(Page and application data records)

================

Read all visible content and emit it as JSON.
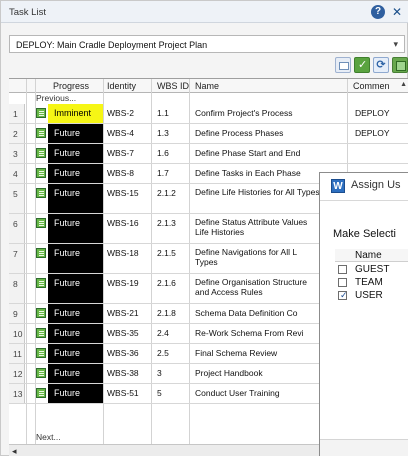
{
  "panel": {
    "title": "Task List",
    "help_icon": "?",
    "close_icon": "✕"
  },
  "plan_select": {
    "value": "DEPLOY: Main Cradle Deployment Project Plan",
    "chevron": "▾"
  },
  "toolbar": {
    "buttons": [
      {
        "name": "table-icon"
      },
      {
        "name": "check-icon"
      },
      {
        "name": "refresh-icon",
        "glyph": "⟳"
      },
      {
        "name": "export-icon"
      }
    ]
  },
  "grid": {
    "columns": [
      "Progress",
      "Identity",
      "WBS ID",
      "Name",
      "Commen"
    ],
    "previous_label": "Previous...",
    "next_label": "Next...",
    "scroll_up": "▲",
    "scroll_left": "◂",
    "rows": [
      {
        "num": "1",
        "progress": "Imminent",
        "identity": "WBS-2",
        "wbs": "1.1",
        "name": "Confirm Project's Process",
        "comment": "DEPLOY"
      },
      {
        "num": "2",
        "progress": "Future",
        "identity": "WBS-4",
        "wbs": "1.3",
        "name": "Define Process Phases",
        "comment": "DEPLOY"
      },
      {
        "num": "3",
        "progress": "Future",
        "identity": "WBS-7",
        "wbs": "1.6",
        "name": "Define Phase Start and End",
        "comment": ""
      },
      {
        "num": "4",
        "progress": "Future",
        "identity": "WBS-8",
        "wbs": "1.7",
        "name": "Define Tasks in Each Phase",
        "comment": ""
      },
      {
        "num": "5",
        "progress": "Future",
        "identity": "WBS-15",
        "wbs": "2.1.2",
        "name": "Define Life Histories for All Types",
        "comment": ""
      },
      {
        "num": "6",
        "progress": "Future",
        "identity": "WBS-16",
        "wbs": "2.1.3",
        "name": "Define Status Attribute Values Life Histories",
        "comment": ""
      },
      {
        "num": "7",
        "progress": "Future",
        "identity": "WBS-18",
        "wbs": "2.1.5",
        "name": "Define Navigations for All L Types",
        "comment": ""
      },
      {
        "num": "8",
        "progress": "Future",
        "identity": "WBS-19",
        "wbs": "2.1.6",
        "name": "Define Organisation Structure and Access Rules",
        "comment": ""
      },
      {
        "num": "9",
        "progress": "Future",
        "identity": "WBS-21",
        "wbs": "2.1.8",
        "name": "Schema Data Definition Co",
        "comment": ""
      },
      {
        "num": "10",
        "progress": "Future",
        "identity": "WBS-35",
        "wbs": "2.4",
        "name": "Re-Work Schema From Revi",
        "comment": ""
      },
      {
        "num": "11",
        "progress": "Future",
        "identity": "WBS-36",
        "wbs": "2.5",
        "name": "Final Schema Review",
        "comment": ""
      },
      {
        "num": "12",
        "progress": "Future",
        "identity": "WBS-38",
        "wbs": "3",
        "name": "Project Handbook",
        "comment": ""
      },
      {
        "num": "13",
        "progress": "Future",
        "identity": "WBS-51",
        "wbs": "5",
        "name": "Conduct User Training",
        "comment": ""
      }
    ]
  },
  "dialog": {
    "icon_letter": "W",
    "title": "Assign Us",
    "make_selection": "Make Selecti",
    "list_header": "Name",
    "items": [
      {
        "label": "GUEST",
        "checked": false
      },
      {
        "label": "TEAM",
        "checked": false
      },
      {
        "label": "USER",
        "checked": true
      }
    ]
  }
}
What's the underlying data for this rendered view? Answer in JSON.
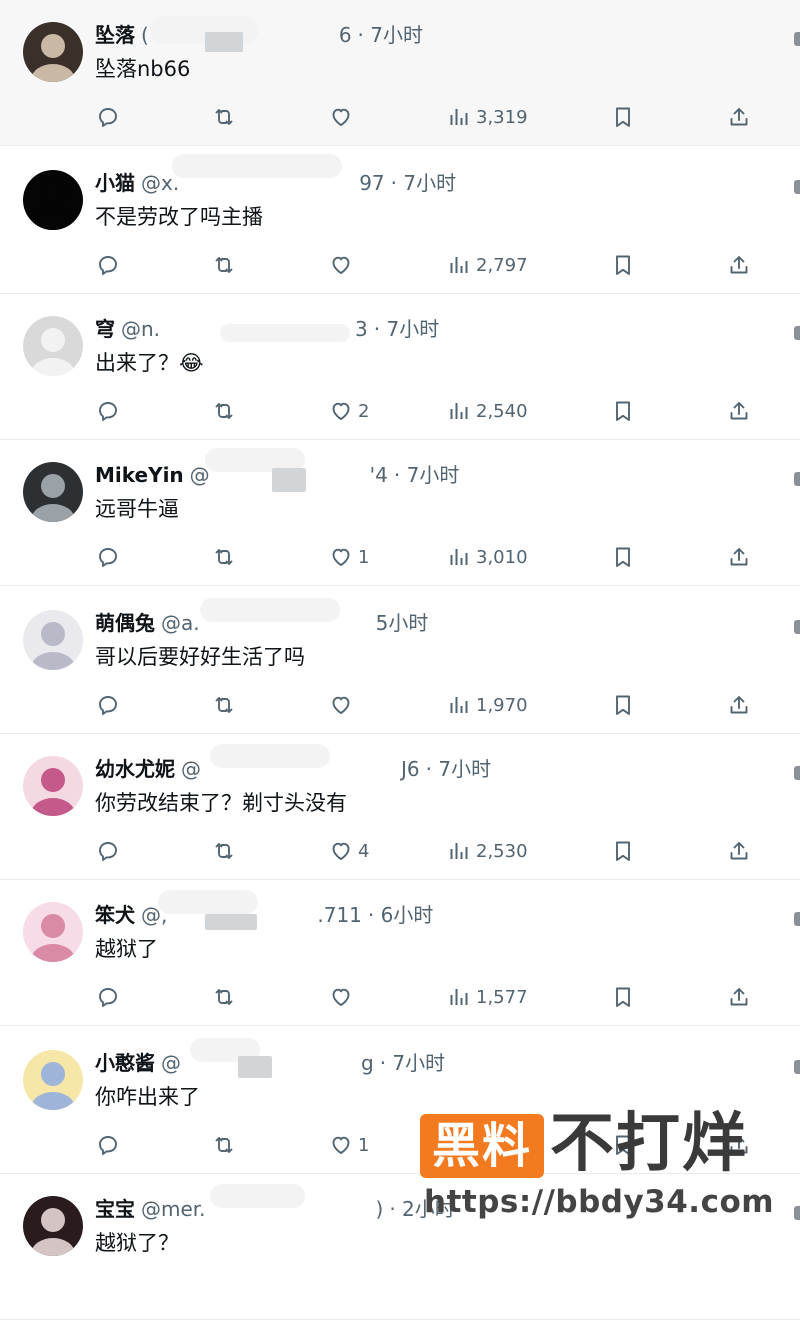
{
  "replies": [
    {
      "name": "坠落",
      "handle": "(",
      "handle_tail": "6",
      "time": "· 7小时",
      "text": "坠落nb66",
      "stats": {
        "replies": "",
        "retweets": "",
        "likes": "",
        "views": "3,319"
      }
    },
    {
      "name": "小猫",
      "handle": "@x.",
      "handle_tail": "97",
      "time": "· 7小时",
      "text": "不是劳改了吗主播",
      "stats": {
        "replies": "",
        "retweets": "",
        "likes": "",
        "views": "2,797"
      }
    },
    {
      "name": "穹",
      "handle": "@n.",
      "handle_tail": "3",
      "time": "· 7小时",
      "text": "出来了？😂",
      "stats": {
        "replies": "",
        "retweets": "",
        "likes": "2",
        "views": "2,540"
      }
    },
    {
      "name": "MikeYin",
      "handle": "@",
      "handle_tail": "'4",
      "time": "· 7小时",
      "text": "远哥牛逼",
      "stats": {
        "replies": "",
        "retweets": "",
        "likes": "1",
        "views": "3,010"
      }
    },
    {
      "name": "萌偶兔",
      "handle": "@a.",
      "handle_tail": "",
      "time": "5小时",
      "text": "哥以后要好好生活了吗",
      "stats": {
        "replies": "",
        "retweets": "",
        "likes": "",
        "views": "1,970"
      }
    },
    {
      "name": "幼水尤妮",
      "handle": "@",
      "handle_tail": "J6",
      "time": "· 7小时",
      "text": "你劳改结束了？剃寸头没有",
      "stats": {
        "replies": "",
        "retweets": "",
        "likes": "4",
        "views": "2,530"
      }
    },
    {
      "name": "笨犬",
      "handle": "@,",
      "handle_tail": ".711",
      "time": "· 6小时",
      "text": "越狱了",
      "stats": {
        "replies": "",
        "retweets": "",
        "likes": "",
        "views": "1,577"
      }
    },
    {
      "name": "小憨酱",
      "handle": "@",
      "handle_tail": "g",
      "time": "· 7小时",
      "text": "你咋出来了",
      "stats": {
        "replies": "",
        "retweets": "",
        "likes": "1",
        "views": "2,526"
      }
    },
    {
      "name": "宝宝",
      "handle": "@mer.",
      "handle_tail": ")",
      "time": "· 2小时",
      "text": "越狱了？",
      "stats": {
        "replies": "",
        "retweets": "",
        "likes": "",
        "views": ""
      }
    }
  ],
  "watermark": {
    "badge": "黑料",
    "title": "不打烊",
    "url": "https://bbdy34.com"
  },
  "icons": {
    "reply": "reply-icon",
    "retweet": "retweet-icon",
    "like": "heart-icon",
    "views": "views-chart-icon",
    "bookmark": "bookmark-icon",
    "share": "share-icon"
  },
  "colors": {
    "icon_gray": "#536471",
    "watermark_orange": "#f47a20"
  }
}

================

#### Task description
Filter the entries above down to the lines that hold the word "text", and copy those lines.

#### Written reply
      "text": "坠落nb66",
      "text": "不是劳改了吗主播",
      "text": "出来了？😂",
      "text": "远哥牛逼",
      "text": "哥以后要好好生活了吗",
      "text": "你劳改结束了？剃寸头没有",
      "text": "越狱了",
      "text": "你咋出来了",
      "text": "越狱了？",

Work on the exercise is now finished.